Problem statement |
Work out how many lines below hold the string "Create" and state only that figure.

[Dataset records]

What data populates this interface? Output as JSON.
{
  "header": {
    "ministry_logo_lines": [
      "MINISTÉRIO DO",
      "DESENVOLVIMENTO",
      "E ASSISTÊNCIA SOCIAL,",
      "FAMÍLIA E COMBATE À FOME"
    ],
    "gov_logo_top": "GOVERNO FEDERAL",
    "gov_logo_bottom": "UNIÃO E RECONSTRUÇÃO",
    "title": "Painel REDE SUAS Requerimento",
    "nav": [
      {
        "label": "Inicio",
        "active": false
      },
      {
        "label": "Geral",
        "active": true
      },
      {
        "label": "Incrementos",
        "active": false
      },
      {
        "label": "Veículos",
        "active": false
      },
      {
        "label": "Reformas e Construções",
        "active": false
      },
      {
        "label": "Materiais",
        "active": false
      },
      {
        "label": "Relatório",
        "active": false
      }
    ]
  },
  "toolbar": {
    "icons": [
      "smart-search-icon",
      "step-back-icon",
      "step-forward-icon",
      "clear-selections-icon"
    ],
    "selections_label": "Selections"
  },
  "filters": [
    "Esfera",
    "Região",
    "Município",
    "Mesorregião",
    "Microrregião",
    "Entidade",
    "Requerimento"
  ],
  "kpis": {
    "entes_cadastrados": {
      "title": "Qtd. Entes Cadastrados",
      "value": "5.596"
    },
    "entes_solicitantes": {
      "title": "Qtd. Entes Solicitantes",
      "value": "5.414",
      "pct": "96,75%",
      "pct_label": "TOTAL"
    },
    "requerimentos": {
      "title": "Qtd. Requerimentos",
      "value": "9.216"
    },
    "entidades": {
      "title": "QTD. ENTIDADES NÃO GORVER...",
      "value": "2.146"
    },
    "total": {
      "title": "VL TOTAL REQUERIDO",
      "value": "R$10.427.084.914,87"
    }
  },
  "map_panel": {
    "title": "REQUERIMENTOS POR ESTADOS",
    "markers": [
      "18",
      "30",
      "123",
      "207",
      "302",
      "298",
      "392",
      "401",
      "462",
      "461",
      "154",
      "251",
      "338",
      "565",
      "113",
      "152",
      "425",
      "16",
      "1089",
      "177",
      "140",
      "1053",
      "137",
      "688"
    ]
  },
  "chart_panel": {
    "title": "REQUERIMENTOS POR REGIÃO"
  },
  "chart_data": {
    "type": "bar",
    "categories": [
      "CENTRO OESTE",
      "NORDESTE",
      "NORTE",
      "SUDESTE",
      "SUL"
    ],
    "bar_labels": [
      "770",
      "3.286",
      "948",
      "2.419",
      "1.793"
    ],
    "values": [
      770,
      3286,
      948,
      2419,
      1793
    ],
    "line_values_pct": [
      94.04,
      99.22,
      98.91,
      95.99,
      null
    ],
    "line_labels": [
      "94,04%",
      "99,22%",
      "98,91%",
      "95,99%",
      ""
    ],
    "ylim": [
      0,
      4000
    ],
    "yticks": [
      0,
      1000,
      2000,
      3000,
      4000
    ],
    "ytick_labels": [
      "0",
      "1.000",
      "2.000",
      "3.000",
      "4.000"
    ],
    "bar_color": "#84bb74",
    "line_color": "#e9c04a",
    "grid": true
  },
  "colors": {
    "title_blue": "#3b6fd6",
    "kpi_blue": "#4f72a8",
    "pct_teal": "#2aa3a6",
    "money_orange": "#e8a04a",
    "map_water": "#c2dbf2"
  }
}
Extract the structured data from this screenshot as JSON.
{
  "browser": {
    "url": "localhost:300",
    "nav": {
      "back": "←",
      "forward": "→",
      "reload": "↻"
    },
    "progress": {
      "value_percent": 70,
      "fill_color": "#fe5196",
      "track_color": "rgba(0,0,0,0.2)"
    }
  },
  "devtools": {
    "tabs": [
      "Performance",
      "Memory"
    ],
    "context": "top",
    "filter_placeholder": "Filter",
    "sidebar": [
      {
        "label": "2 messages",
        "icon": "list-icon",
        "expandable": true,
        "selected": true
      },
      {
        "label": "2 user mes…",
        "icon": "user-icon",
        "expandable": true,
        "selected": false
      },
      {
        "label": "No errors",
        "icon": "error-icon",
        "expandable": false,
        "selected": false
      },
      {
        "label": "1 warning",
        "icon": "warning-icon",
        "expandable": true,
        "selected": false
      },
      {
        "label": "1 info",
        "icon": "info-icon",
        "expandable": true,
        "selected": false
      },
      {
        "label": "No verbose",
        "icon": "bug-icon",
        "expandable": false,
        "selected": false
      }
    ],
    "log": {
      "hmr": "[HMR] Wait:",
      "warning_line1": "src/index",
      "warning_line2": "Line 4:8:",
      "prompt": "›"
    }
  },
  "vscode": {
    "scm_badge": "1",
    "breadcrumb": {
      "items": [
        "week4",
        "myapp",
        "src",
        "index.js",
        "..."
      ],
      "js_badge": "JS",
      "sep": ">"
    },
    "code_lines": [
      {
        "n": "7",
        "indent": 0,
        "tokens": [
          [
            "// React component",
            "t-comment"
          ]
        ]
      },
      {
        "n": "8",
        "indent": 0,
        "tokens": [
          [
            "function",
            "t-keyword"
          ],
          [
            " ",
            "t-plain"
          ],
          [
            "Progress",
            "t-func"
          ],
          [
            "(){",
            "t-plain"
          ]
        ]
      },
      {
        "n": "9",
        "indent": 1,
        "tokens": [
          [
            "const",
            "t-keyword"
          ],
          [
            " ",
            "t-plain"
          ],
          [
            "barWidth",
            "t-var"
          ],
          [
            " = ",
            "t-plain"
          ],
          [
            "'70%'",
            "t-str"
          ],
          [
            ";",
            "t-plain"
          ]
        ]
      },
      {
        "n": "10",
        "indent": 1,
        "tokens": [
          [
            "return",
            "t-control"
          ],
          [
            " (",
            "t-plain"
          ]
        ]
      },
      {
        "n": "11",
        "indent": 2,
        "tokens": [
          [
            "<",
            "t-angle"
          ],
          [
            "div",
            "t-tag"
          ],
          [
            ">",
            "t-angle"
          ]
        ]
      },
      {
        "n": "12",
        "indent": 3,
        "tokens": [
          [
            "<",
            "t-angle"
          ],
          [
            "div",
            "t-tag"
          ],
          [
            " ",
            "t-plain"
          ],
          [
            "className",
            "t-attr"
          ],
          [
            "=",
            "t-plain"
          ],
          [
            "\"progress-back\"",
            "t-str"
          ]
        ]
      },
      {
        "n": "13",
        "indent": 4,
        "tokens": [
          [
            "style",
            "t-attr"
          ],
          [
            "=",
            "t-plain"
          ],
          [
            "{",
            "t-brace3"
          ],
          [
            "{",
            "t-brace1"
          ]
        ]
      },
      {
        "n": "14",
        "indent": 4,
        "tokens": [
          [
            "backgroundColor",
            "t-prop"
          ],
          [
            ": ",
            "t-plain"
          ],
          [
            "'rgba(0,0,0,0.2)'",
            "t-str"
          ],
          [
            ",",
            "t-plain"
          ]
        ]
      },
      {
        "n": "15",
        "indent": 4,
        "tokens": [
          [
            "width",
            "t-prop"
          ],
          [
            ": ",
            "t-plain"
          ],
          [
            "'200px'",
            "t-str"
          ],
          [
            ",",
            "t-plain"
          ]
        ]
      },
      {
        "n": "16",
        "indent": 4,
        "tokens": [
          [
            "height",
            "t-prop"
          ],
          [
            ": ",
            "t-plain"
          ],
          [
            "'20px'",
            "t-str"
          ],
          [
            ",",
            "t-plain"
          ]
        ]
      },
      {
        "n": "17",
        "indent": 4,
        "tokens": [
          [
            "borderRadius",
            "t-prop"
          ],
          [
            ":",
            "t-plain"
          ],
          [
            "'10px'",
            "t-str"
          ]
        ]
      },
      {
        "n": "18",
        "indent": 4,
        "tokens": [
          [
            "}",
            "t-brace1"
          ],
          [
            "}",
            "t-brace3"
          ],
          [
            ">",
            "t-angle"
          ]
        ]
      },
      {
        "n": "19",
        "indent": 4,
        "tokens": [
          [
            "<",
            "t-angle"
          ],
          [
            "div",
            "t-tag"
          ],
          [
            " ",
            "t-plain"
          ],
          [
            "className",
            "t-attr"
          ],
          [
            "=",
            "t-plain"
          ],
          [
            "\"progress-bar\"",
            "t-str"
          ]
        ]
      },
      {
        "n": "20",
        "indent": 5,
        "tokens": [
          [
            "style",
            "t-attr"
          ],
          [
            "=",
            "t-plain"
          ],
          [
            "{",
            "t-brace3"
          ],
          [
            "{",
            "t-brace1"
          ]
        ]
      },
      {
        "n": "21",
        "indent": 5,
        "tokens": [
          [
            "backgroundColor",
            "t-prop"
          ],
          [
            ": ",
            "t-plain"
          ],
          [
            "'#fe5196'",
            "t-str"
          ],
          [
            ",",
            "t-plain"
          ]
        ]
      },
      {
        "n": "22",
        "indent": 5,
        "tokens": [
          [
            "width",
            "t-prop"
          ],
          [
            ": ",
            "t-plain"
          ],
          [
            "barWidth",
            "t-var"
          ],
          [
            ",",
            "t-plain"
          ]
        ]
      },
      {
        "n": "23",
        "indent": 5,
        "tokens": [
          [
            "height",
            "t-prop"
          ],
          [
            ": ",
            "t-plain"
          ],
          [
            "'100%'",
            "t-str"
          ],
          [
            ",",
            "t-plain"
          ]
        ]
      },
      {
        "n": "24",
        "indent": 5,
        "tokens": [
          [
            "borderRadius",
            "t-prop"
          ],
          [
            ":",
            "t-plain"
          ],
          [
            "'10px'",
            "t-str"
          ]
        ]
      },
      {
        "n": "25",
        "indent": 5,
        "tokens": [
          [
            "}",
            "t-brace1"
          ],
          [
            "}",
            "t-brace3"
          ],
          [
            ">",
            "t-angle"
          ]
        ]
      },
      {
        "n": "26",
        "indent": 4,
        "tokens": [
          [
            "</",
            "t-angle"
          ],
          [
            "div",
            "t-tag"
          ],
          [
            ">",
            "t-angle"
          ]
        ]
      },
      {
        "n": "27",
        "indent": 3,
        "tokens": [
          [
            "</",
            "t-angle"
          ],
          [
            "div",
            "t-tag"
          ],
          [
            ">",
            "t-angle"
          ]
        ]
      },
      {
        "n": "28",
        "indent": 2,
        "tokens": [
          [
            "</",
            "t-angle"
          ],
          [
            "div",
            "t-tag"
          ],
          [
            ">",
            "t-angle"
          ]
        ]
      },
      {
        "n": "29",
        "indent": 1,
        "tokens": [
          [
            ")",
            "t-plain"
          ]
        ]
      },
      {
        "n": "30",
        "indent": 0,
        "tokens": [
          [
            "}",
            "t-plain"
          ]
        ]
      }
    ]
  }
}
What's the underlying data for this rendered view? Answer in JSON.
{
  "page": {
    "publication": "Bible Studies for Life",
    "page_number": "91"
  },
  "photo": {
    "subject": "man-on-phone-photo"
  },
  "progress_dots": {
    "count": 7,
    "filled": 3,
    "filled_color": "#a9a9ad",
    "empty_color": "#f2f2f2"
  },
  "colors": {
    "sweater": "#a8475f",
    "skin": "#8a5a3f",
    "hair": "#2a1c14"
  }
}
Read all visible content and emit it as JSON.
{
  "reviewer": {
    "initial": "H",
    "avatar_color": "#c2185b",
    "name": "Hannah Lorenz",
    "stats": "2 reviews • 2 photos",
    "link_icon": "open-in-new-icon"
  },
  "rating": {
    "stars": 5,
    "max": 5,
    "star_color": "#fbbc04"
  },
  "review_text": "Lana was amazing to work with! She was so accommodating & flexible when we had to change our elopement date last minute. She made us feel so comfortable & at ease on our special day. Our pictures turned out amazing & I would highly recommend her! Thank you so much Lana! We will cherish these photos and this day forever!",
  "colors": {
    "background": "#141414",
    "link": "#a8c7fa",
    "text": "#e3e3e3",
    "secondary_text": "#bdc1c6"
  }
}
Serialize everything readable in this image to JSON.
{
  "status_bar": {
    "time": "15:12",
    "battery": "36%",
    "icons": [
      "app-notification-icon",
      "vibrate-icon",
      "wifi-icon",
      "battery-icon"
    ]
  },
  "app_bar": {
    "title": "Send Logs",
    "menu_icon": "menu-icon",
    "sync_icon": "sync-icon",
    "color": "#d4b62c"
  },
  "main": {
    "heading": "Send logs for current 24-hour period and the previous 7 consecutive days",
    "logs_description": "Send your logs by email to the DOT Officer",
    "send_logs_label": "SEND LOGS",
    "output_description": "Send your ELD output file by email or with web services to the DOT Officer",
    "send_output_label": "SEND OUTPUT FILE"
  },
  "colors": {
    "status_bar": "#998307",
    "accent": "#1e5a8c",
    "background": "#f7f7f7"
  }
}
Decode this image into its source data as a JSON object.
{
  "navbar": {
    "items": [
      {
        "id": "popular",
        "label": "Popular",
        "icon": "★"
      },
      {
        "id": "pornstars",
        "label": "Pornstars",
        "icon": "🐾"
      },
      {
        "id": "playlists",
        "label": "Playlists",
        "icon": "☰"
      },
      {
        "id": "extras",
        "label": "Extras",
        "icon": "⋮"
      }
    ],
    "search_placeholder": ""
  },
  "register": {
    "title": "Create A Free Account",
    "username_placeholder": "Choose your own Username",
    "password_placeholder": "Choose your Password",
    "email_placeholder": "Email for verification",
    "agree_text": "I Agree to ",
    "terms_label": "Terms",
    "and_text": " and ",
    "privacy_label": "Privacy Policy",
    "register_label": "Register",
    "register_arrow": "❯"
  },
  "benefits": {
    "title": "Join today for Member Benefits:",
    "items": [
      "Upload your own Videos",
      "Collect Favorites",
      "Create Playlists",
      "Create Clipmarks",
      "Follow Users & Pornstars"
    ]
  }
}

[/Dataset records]

Written response |
3